John Holla m Elizabeth Bennetts Line.
John Holla m Elizabeth Bennetts 14 Oct 1732Madron – This line has 218 Descendants. One branch migrated to Utah, USA last known male of the line is John Frank Hollow d Los Angeles, CA 1946. Another branch took on the name Hallo, some came to South Australia then to Western Australia. Others migrated to Victoria. There are still Hallo families in these places but none are on the Hollow mailing list.
Ishmael Holla - Sarah Stephens line. (One descendant tested to date.)
Ishmael Holla married Sarah Stephens Madron 7th October 1755.This line has 296 Descendants.
This is the next generation again. Ishmael Holla was baptized in 1723, in his baptism record in the Zennor church records he is the base child of Jane Holla. That is, Jane Holla was unmarried. If the father was not a Holla then any descendants that are tested should not have the same DNA profile as the other Hollow/Holla families.
This line is almost certainly connected to the main Hollow/Holla family. Jane Holla lived in Zennor.
William Holla b c1770 line St Ives
William Holla married Ann Curnow in St Ives in 1893, this line has 175 descendants in the Hollow database. There are descendants of this line in Australia and descendants still in England.

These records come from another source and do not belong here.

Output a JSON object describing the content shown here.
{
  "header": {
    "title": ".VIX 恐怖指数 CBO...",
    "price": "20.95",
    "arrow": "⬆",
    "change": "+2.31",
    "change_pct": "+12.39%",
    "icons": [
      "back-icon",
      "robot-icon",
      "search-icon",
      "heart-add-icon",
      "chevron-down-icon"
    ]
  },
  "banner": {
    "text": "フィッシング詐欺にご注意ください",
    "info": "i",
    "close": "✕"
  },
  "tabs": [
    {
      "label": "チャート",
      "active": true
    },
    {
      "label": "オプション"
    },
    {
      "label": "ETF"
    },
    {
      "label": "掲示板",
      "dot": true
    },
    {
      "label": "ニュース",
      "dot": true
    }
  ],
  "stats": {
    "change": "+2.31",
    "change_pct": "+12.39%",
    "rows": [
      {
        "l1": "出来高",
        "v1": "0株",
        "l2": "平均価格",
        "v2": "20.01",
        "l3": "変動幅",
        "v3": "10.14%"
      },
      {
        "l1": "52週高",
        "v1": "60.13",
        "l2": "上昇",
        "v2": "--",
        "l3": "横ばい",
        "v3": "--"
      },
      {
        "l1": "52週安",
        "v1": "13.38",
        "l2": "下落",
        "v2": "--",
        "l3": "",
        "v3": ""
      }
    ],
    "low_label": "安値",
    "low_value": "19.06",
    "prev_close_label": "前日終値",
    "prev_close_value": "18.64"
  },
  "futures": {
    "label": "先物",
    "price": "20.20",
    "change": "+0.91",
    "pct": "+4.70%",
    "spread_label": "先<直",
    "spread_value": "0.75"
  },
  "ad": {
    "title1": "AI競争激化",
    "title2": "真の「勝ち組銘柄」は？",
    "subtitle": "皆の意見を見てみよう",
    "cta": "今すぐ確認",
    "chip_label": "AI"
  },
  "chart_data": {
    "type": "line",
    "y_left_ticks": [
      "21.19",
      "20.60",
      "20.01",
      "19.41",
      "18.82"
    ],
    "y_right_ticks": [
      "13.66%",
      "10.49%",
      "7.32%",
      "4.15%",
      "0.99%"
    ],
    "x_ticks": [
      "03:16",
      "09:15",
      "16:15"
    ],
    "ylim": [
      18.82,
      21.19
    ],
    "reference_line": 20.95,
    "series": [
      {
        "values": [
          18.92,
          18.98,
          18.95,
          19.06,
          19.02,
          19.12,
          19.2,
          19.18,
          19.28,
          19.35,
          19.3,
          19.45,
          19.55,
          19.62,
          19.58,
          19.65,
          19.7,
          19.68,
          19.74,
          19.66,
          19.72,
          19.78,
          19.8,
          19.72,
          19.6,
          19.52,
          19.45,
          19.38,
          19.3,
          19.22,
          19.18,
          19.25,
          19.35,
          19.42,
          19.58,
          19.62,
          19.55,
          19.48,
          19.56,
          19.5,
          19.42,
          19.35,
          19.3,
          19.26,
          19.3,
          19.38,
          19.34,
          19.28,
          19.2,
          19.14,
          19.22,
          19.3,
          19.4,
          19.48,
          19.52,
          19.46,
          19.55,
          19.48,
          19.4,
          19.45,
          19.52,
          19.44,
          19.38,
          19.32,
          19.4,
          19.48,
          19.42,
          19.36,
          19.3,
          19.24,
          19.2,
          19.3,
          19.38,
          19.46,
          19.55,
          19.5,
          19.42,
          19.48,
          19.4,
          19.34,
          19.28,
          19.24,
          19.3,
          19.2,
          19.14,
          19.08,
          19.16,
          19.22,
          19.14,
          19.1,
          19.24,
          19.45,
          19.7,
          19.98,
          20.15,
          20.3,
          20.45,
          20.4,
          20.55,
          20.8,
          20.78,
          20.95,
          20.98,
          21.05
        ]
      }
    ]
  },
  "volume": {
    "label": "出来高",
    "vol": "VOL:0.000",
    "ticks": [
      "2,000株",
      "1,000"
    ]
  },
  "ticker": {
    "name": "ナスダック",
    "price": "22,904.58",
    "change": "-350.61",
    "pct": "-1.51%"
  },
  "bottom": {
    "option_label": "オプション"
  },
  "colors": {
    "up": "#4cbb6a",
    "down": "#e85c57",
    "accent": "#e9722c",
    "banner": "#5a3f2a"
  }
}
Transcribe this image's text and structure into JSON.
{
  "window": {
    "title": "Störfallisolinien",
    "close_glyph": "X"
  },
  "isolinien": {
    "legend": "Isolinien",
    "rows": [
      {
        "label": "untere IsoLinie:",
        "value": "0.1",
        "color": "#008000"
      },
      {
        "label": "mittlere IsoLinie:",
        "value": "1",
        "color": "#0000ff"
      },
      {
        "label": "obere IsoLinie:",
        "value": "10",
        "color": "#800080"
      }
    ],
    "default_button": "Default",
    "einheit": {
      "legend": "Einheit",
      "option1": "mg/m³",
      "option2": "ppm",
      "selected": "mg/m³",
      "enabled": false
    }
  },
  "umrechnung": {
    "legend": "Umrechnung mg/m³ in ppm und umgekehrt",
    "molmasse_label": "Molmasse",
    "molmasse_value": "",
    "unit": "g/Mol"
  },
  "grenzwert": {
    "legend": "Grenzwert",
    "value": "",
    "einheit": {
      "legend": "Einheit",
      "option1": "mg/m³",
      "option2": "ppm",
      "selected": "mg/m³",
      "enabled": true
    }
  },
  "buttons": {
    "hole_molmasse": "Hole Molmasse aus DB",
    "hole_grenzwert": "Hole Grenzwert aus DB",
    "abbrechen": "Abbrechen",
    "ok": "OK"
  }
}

William Hollow b c1781 line St Ives (One descendant tested to date.)
William Hollow b ~1790 possibly in St Ives, 250 descendants. This William had a son John Hollow born 1806 in St Ives. John had two marriages his first to Catherine Sandow in 1828, Descendants of this marriage came to South Australia. His second marriage was to Ann Sanders in 1845, descendants of this marriage went to Michigan USA and then to California.
William Hollow Christian Mitchell Trewren Ludgvan line
William Hollow married Christian Mitchell Trewren in Ludgvan in 1807, the line has 219 descendants in the Hollow database.
Thomas Hollah Elizabeth Leacher Ludgvan line
Thomas Hollah married Elizabeth Leacher at Nan Cladre in 1828, the line has 162 descendants. The second line from Ludgvan but no linkages between the two at this stage. Another instance where the DNA study may help.
There are several smaller lines with children born in the 1900s that I still have not been to link to older trees. Hopefully with a combination of written records and the DNA project it will be possible to solve these puzzles.
Participating is an opportunity to uncover information not provided in the paper records,which will help with your research of your family tree. We will also discover which family trees are related.
The surnames in this DNA Project are researched as part of the Hollow one-name study. You can learn more about this significant research, and the associated family trees, by visiting the Hollow One Name Study website,or contacting the Group Administrator, Colin Hollow. Hollow@one-name.org
The Y DNA test tells you about your direct male line, which would be your father, his father, and back in time. You must be male to take this test, and you should have one of the surnames shown. If you believe there is a Hollow or variant in your direct male line, although you have a different surname, you are also welcome to participate. If you are female, you will need to find a direct line male in your family tree, a father, brother, uncle, cousin, to participate and represent your tree.
We encourage males to order a Y-DNA test for 37 markers, if possible.
We have also established a General Fund, to accept donations in any currency via credit card or Paypal. These funds will be held at the testing company, and used to help sponsor test kits for those key males who would otherwise be unable to afford the cost of participation in the project.If you would like to help the project we encourage you to make a donation. To make a donation please click on the‘Donate’ button on the side panel of this page.